Of course the continued deterioration in corporate earnings isn't helping the demand side of the equation for equities. Advance Micro guided to the low-end of its previous range Wednesday afternoon, which was the main source of the SOX's excessive weakness. During its second-quarter earnings report in early July, Advance Micro warned of continued weakness in its flash memory business and guided to a drop in total revenues by between 10 and 15 percent quarter-over-quarter. Wednesday afternoon, an AMD official essentially reiterated the weakness in the flash memory business and directed investors towards the lower end of its previous guidance of a 15 percent slide in sales. As a result, shares of AMD shed a more than 4 percent.
Those traders who avoided buying Sun Micro ahead of its mid-quarter update Wednesday afternoon were for the better. The company reported that it didn't expect to breakeven during its fiscal first-quarter, while consensus estimates ahead of the meeting were calling for a 2 cent per share profit. In addition, the company did not give further revenue guidance. Apparently, things in Asia/Pacific and Europe have grown worse. Shares shed about 60 cents in the after hours session.
In other after hours news, Altera (NASDAQ:ALTR) reaffirmed its previous guidance, which wasn't very good to begin with and Corning (NYSE:GLW) announced another 1,000 job cuts. The overall tone of the after hours news was negative, with a drop in futures - both NDX and SPX - indicating that much.
With the breakdowns in the Dow and S&P Wednesday, along with the negative after hours news, there's reason to believe that the market will continue sliding into Thursday's session. But consider that the Dow and S&P - through Wednesday's session - have fallen in the past three days. More importantly, the two haven't fallen in four consecutive days since mid-June.
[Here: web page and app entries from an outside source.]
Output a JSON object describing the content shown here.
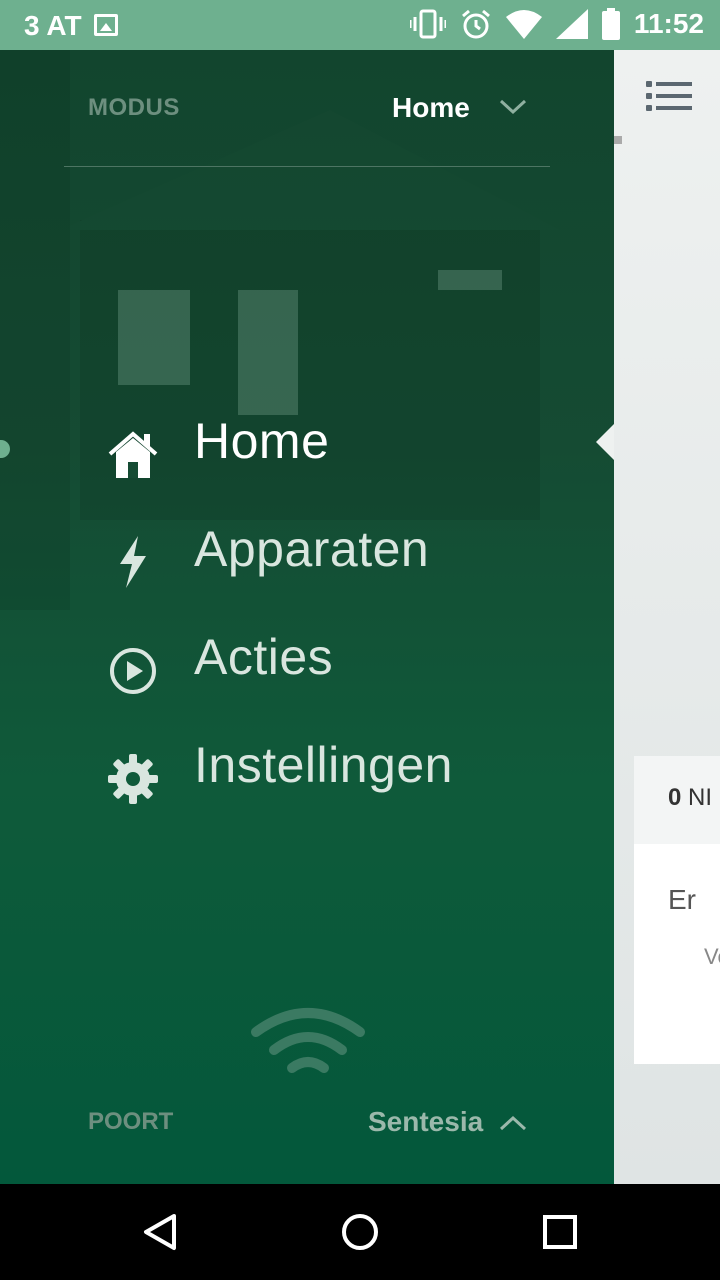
{
  "status_bar": {
    "carrier": "3 AT",
    "time": "11:52",
    "icons": [
      "image-icon",
      "vibrate-icon",
      "alarm-icon",
      "wifi-icon",
      "signal-icon",
      "battery-icon"
    ]
  },
  "drawer": {
    "mode_label": "MODUS",
    "mode_value": "Home",
    "nav_items": [
      {
        "label": "Home",
        "icon": "home-icon",
        "active": true
      },
      {
        "label": "Apparaten",
        "icon": "lightning-icon",
        "active": false
      },
      {
        "label": "Acties",
        "icon": "play-circle-icon",
        "active": false
      },
      {
        "label": "Instellingen",
        "icon": "gear-icon",
        "active": false
      }
    ],
    "port_label": "POORT",
    "port_value": "Sentesia"
  },
  "content": {
    "card_count": "0",
    "card_count_suffix": "NI",
    "card_line1": "Er",
    "card_line2": "Ve"
  },
  "colors": {
    "status_bar": "#6eb08f",
    "drawer_dark": "#12452e",
    "drawer_bottom": "#03583b",
    "content_bg": "#eef1f0"
  }
}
By technical measures, neither the S&P nor the Dow is oversold. But three big down days may be enough to induce another round of short covering. So, don't go out with reckless abandon shorting stocks; make sure a plan is in place!
Furthermore, volume, as if it weren't light enough already, is sure to dry up in the coming days as market participants head out for one last summer retreat. The lack of participation is going to create an illiquid environment, which will make gaming price action all the more difficult. So if you must trade ahead of Labor Day, it may be prudent to go with half positions.
Finally, the European Central Bank (ECB) is conveying Thursday. This event may act as a catalyst for the U.S. markets, whether it's a positive or negative catalyst most likely depends upon the ECB's actions. Up until this point, the ECB has been rather stingy with its monetary policy due to concerns over inflation across the Atlantic. And many feel that the ECB has been pursuing the wrong policy in light of the global economic weakness, which was clearly present in Sun's guidance during its conference call. Needless to say, the pressure is on for the ECB to cut rates. If it does, shorts may have a reason to cover their bearish bets. If the ECB doesn't cut rates, which would be a huge disappointment to European and American markets, the recent weakness may be exacerbated to the downside. Either way, those trading Thursday should be aware of the ECB's decision on rates.
For Option Investor readers getting an early start on the Labor Day weekend, have a safe and happy reprieve from this mania we call the market!